When spiritual health breaks down in the Body of Christ there are divided loyalties, unhappiness, and disunity. And this is precisely what happened in the ancient Philippian Church. They were spiritually sick and relationally fragmented through inattention to one another.

Unity is much more than the absence of division. It is a common community, sharing life together, working on supporting one another and reaching out to others. In our New Testament lesson for today, the Apostle Paul begins his letter with emphasizing that the Body of Christ realizes unity through a shared purpose of embracing the good news of Jesus Christ and proclaiming it to others.

Every pronoun, each “you” used in these verses is not singular but plural. We are meant to establish our common life together around a shared mission of gospel proclamation: The kingdom of God is near. Through repentance and faith in the person and work of Jesus there is forgiveness of sins, new life, and participation in the life of God. The mission is not for larger church attendance, although that is nice and may happen; it isn’t to do more, or to get other people to stop swearing or avoid tattoos.

The Apostle Paul knew that without a focus on mission, on sharing the good news with each other and proclaiming the gospel to others, that the lack of purpose would create spiritual sickness. Apart from a deliberate focus on centering life and mission around the person and work of Christ, a group of people just nit-pick one another to death with all their various opinions and wants.

Wherever there is an absence of shared purpose, there you will find constant complaining, endless arguing, and a bunch of crotchety curmudgeons who nobody wants to be around.

Conversely, with a polestar on mission, the community of the redeemed work together in close fellowship with the result being joy. Happy people are a breath of fresh air to be around. A good healthy spirit is a delight to others. In fact, folks will find hope and healing through a common purpose of life together which imbibes liberally from the redemptive events of Jesus.

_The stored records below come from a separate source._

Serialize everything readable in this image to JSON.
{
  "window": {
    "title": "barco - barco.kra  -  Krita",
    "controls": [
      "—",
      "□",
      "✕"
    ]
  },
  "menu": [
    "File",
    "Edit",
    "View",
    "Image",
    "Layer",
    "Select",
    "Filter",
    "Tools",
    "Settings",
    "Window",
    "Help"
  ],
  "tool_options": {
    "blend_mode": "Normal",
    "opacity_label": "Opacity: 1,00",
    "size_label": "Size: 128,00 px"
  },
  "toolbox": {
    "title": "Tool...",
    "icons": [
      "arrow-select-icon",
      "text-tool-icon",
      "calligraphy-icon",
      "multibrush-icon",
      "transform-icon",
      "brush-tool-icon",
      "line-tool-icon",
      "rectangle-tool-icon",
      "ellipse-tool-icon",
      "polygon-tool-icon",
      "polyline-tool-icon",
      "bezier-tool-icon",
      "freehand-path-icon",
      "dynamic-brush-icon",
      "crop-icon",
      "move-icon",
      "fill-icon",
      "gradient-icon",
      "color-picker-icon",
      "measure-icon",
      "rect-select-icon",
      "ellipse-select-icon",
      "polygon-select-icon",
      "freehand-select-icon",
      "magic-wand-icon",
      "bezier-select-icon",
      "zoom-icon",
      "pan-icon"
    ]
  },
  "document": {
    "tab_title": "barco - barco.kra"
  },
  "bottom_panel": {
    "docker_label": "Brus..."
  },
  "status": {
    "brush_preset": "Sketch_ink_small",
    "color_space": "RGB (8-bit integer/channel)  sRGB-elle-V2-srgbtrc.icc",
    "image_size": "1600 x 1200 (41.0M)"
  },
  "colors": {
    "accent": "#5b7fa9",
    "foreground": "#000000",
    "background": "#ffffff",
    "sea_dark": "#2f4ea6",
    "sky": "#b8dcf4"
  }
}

Good news is fun to share. It is joyful. The gospel of Jesus Christ is wonderful news, worthy of exuberant celebration. The Apostle Paul had fond memories of his partnership in the gospel with the Philippian believers. Although he had been jailed and beaten, Paul joyously sang in the prison – to the point where the jailer took notice and listened to the good news of new life in Christ. The jailer and his entire family became followers of Jesus. (Acts 16:16-34)

The Philippians were Paul’s spiritual children. They had sacrificed with Paul toward the shared vision of proclaiming good news. So, Paul wanted them to remember their own significant events of coming to faith, enjoying fellowship together, and working toward common objectives. In reminding the Philippian believers, Paul hoped to help get their heads screwed on straight again. He was confident this would happen, having an unshakable belief that God would continue the good work started within them.

This confidence was the basis of Paul’s prayers for the church. He beseeched God to unleash the Philippians’ collective love in a grand experiential knowledge of the divine so that they might discern well, making solid decisions which place the gospel as central to all of life.

There is an incredible depth to human need – a deep spiritual longing for what is good and beautiful. Relational unity brings out the beauty and majesty of humanity. Sometimes we just need to recall past days when this was true of us when we are facing animosity and acrimony.

In times of frustration, anger, demonstrations, riots, violence (both physical and verbal) and injustice, we desperately need a vision of humanity which locks arms in unity without vilifying one another.

When we place priority on the good news, I believe we will again discover the joy of life, of knowing Christ. Perhaps, with a watching world observing basic human kindness and joyful relations, we will find ways of being better together and working toward the common good of all persons. And methinks, Jesus wants to help with this, if we will only let him.

May the risen and ascended Lord strengthen our efforts to mend the ruptures of the past and to meet the challenges of the present with hope in the future. May we embrace the grace which a sovereign God holds out to us and to our world. Amen.